Caption competition
Caption competition
  • Get to the point
Latest stories from i100
Have you tried new the Independent Digital Edition apps?
Daily Quiz
Independent Dating
and  

By clicking 'Search' you
are agreeing to our
Terms of Use.

Career Services

Day In a Page

NHS struggling to monitor the safety and efficacy of its services outsourced to private providers

Who's monitoring the outsourced NHS services?

A report finds that private firms are not being properly assessed for their quality of care
Zac Goldsmith: 'I'll trigger a by-election over Heathrow'

Zac Goldsmith: 'I'll trigger a by-election over Heathrow'

The Tory MP said he did not want to stand again unless his party's manifesto ruled out a third runway. But he's doing so. Watch this space
How do Greek voters feel about Syriza's backtracking on its anti-austerity pledge?

How do Greeks feel about Syriza?

Five voters from different backgrounds tell us what they expect from Syriza's charismatic leader Alexis Tsipras
From Iraq to Libya and Syria: The wars that come back to haunt us

The wars that come back to haunt us

David Cameron should not escape blame for his role in conflicts that are still raging, argues Patrick Cockburn
Sam Baker and Lauren Laverne: Too busy to surf? Head to The Pool
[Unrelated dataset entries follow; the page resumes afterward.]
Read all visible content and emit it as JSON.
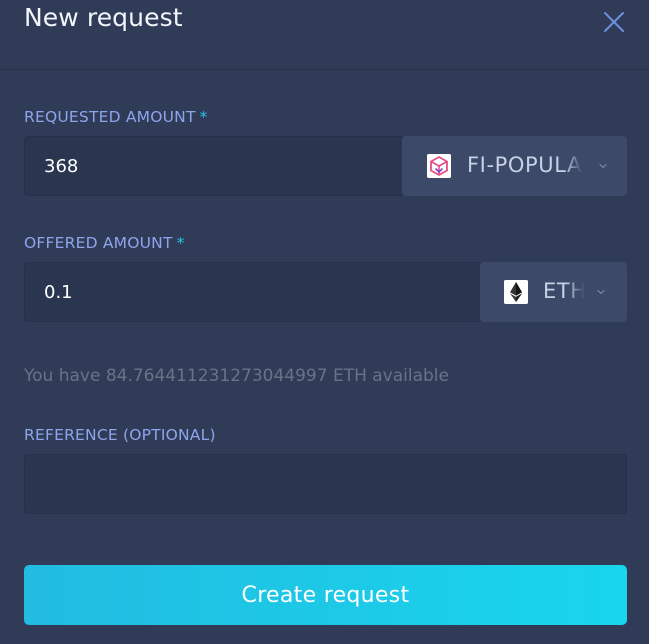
{
  "modal": {
    "title": "New request",
    "close_icon": "close-icon"
  },
  "requested": {
    "label": "REQUESTED AMOUNT",
    "required_mark": "*",
    "value": "368",
    "token": {
      "name": "FI-POPULA",
      "icon": "fi-popular-token-icon"
    }
  },
  "offered": {
    "label": "OFFERED AMOUNT",
    "required_mark": "*",
    "value": "0.1",
    "token": {
      "name": "ETH",
      "icon": "eth-token-icon"
    }
  },
  "available_text": "You have 84.764411231273044997 ETH available",
  "reference": {
    "label": "REFERENCE (OPTIONAL)",
    "value": ""
  },
  "submit_label": "Create request",
  "colors": {
    "background": "#2f3b57",
    "accent": "#1fc8e8",
    "label": "#8ea5ec",
    "required": "#27c4e8"
  }
}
Too busy to surf? Head to The Pool

A new website is trying to declutter the internet to help busy women. Holly Williams meets the founders
Heston Blumenthal to cook up a spice odyssey for British astronaut manning the International Space Station

UK's Major Tum to blast off on a spice odyssey

Nothing but the best for British astronaut as chef Heston Blumenthal cooks up his rations
John Harrison's 'longitude' clock sets new record - 300 years on

‘Longitude’ clock sets new record - 300 years on

Greenwich horologists celebrate as it keeps to within a second of real time over a 100-day test
Fears in the US of being outgunned in the vital propaganda wars by Russia, China - and even Isis - have prompted a rethink on overseas broadcasters

Let the propaganda wars begin - again

'Accurate, objective, comprehensive': that was Voice of America's creed, but now its masters want it to promote US policy, reports Rupert Cornwell
Why Japan's incredible long-distance runners will never win the London Marathon

Japan's incredible long-distance runners

Every year, Japanese long-distance runners post some of the world's fastest times – yet, come next weekend, not a single elite competitor from the country will be at the London Marathon
Why does Tom Drury remain the greatest writer you've never heard of?

Tom Drury: The quiet American

His debut was considered one of the finest novels of the past 50 years, and he is every bit the equal of his contemporaries, Jonathan Franzen, Dave Eggers and David Foster Wallace
You should judge a person by how they peel a potato

You should judge a person by how they peel a potato

Dave Hax's domestic tips are reminiscent of George Orwell's tea routine. The world might need revolution, but we like to sweat the small stuff, says DJ Taylor
Beige is back: The drab car colours of the 1970s are proving popular again

Beige to the future

Flares and flounce are back on catwalks but a revival in ’70s car paintjobs was a stack-heeled step too far – until now
Bill Granger recipes: Our chef's dishes highlight the delicate essence of fresh cheeses

Bill Granger cooks with fresh cheeses

More delicate on the palate, milder, fresh cheeses can also be kinder to the waistline
Aston Villa vs Liverpool: 'This FA Cup run has been wonderful,' says veteran Shay Given

Shay Given: 'This FA Cup run has been wonderful'

The Villa keeper has been overlooked for a long time and has unhappy memories of the national stadium – but he is savouring his chance to play at Wembley
Timeless drama of Championship race in league of its own - Michael Calvin

Michael Calvin's Last Word

Timeless drama of Championship race in league of its own